Intelligence sharing is one of the most pervasive, and least regulated, surveillance practices in our modern world. It is facilitated by rapidly changing technology that has allowed for the collection, storage and transfer of vast amounts of data within and between countries. The privacy impacts of these developments are significant. In this report, Privacy International offers a set of recommendations aimed at addressing the legality and oversight gaps of intelligence sharing arrangements. In the past few decades, methods of communication have dramatically changed.
The development of new technology, especially the birth of the internet, has transformed the way individuals communicate with each other and increased the amount of information that can be collected by several orders of magnitude. In particular, communications – emails, instant messages, calls, social media posts, web searches, requests to visit a website – may transit multiple countries before reaching their destination.
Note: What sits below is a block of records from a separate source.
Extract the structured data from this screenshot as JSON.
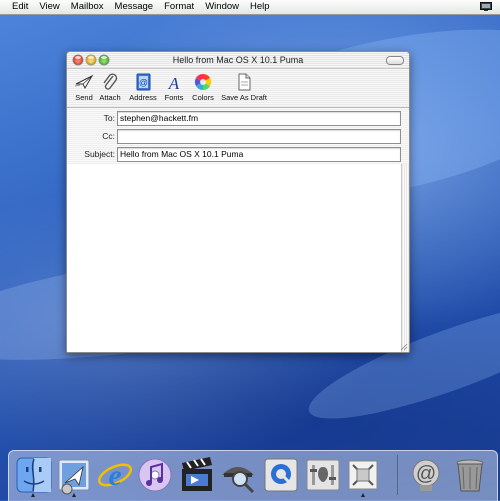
{
  "menubar": {
    "items": [
      "Edit",
      "View",
      "Mailbox",
      "Message",
      "Format",
      "Window",
      "Help"
    ]
  },
  "window": {
    "title": "Hello from Mac OS X 10.1 Puma",
    "toolbar": {
      "send": "Send",
      "attach": "Attach",
      "address": "Address",
      "fonts": "Fonts",
      "colors": "Colors",
      "save_draft": "Save As Draft"
    },
    "fields": {
      "to_label": "To:",
      "to_value": "stephen@hackett.fm",
      "cc_label": "Cc:",
      "cc_value": "",
      "subject_label": "Subject:",
      "subject_value": "Hello from Mac OS X 10.1 Puma"
    },
    "body": ""
  },
  "dock": {
    "items": [
      "finder-icon",
      "mail-icon",
      "internet-explorer-icon",
      "itunes-icon",
      "imovie-icon",
      "sherlock-icon",
      "quicktime-icon",
      "system-preferences-icon",
      "app-icon",
      "url-at-icon",
      "trash-icon"
    ]
  },
  "colors": {
    "desktop_blue": "#2f63c0",
    "menubar_bg": "#f0f0f0",
    "window_bg": "#ffffff"
  }
}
The dispersion of communications across the internet vastly increases the opportunities for communications and data to be intercepted by foreign governments, who may then share them with other governments. As methods of communications have dramatically changed, so too has intelligence gathering. Intelligence agencies have developed increasingly advanced ways of accessing, acquiring, storing, analysing and disseminating information. In particular,
they have developed methods for acquiring communications and data traveling the internet. The costs of storing this information have decreased dramatically and continue to do so. At the same time, technology now permits revelatory analyses of types and amounts of data that were previously considered meaningless or incoherent. Finally, the internet has facilitated remote access to information, meaning the sharing of communications and data no longer requires physical transfer from sender to recipient. The new scope and scale of intelligence gathering has given rise to a new scope and scale of the sharing of that intelligence between governments, particularly in response to threats to national security. Despite these dramatic changes, in many countries around the world, the public remains in the dark regarding state surveillance powers and capabilities, and whether those powers and capabilities are subject to the necessary safeguards pursuant to domestic and international law. One area of particular obscurity is arrangements between countries to share intelligence. These arrangements are typically confidential and not subject to public scrutiny. As surveillance is conducted by different state actors, so is the sharing of such intelligence. The most opaque, and arguably the most extensive, sharing takes place between intelligence agencies, and this type of intelligence sharing is therefore the focus of this report. However, other state security actors as well as law enforcement agencies also engage in information sharing. For example, the European Union is moving to link law enforcement and migration control databases and considering ways to allow member states to access these databases.1 At the global level, the United Nations Security Council recently passed Resolution 2396, demanding that states undertake a range of measures to enhance intelligence sharing as a tool for combatting terrorism, including by collecting and sharing passenger name records (“PNRs”) and developing and sharing lists or databases of known and suspected terrorists. Privacy International recognises the importance and benefit of intelligence
sharing, for example, in the context of preventing acts of terrorism or identifying other serious threats to national security. Intelligence sharing does not violate international human rights law per se. But it does interfere with fundamental human rights, including the right to privacy. Thus, just as government surveillance must be transparent and subject to adequate safeguards and oversight, so too must intelligence sharing arrangements. Non-transparent, unfettered and unaccountable intelligence sharing, on the other hand, poses substantive risks to human rights and
the democratic rule of law. In September 2017, Privacy International – in partnership with 40 national civil
society organisations – wrote to oversight bodies in 42 countries as part of a project to increase transparency around intelligence sharing and to encourage oversight bodies to scrutinise the law and practice of intelligence sharing in their respective countries. Over the past few months, we have received responses from oversight
bodies in 21 countries.
This report is a follow-up to our outreach to oversight bodies in September 2017. Part II provides essential background, by explaining what we mean by intelligence sharing and what both modern intelligence sharing and intelligence sharing arrangements look like. Part III presents the human rights concerns presented by intelligence sharing. Part IV considers issues related to the legality of intelligence sharing. Part V considers issues related to the oversight of intelligence sharing. This Part also provides a summary of responses received from oversight bodies,
focusing on the regulation of intelligence sharing in national laws and the practices of oversight bodies. The report concludes with a series of recommendations aimed at addressing the legality and oversight gaps of intelligence sharing practices. Read the report here.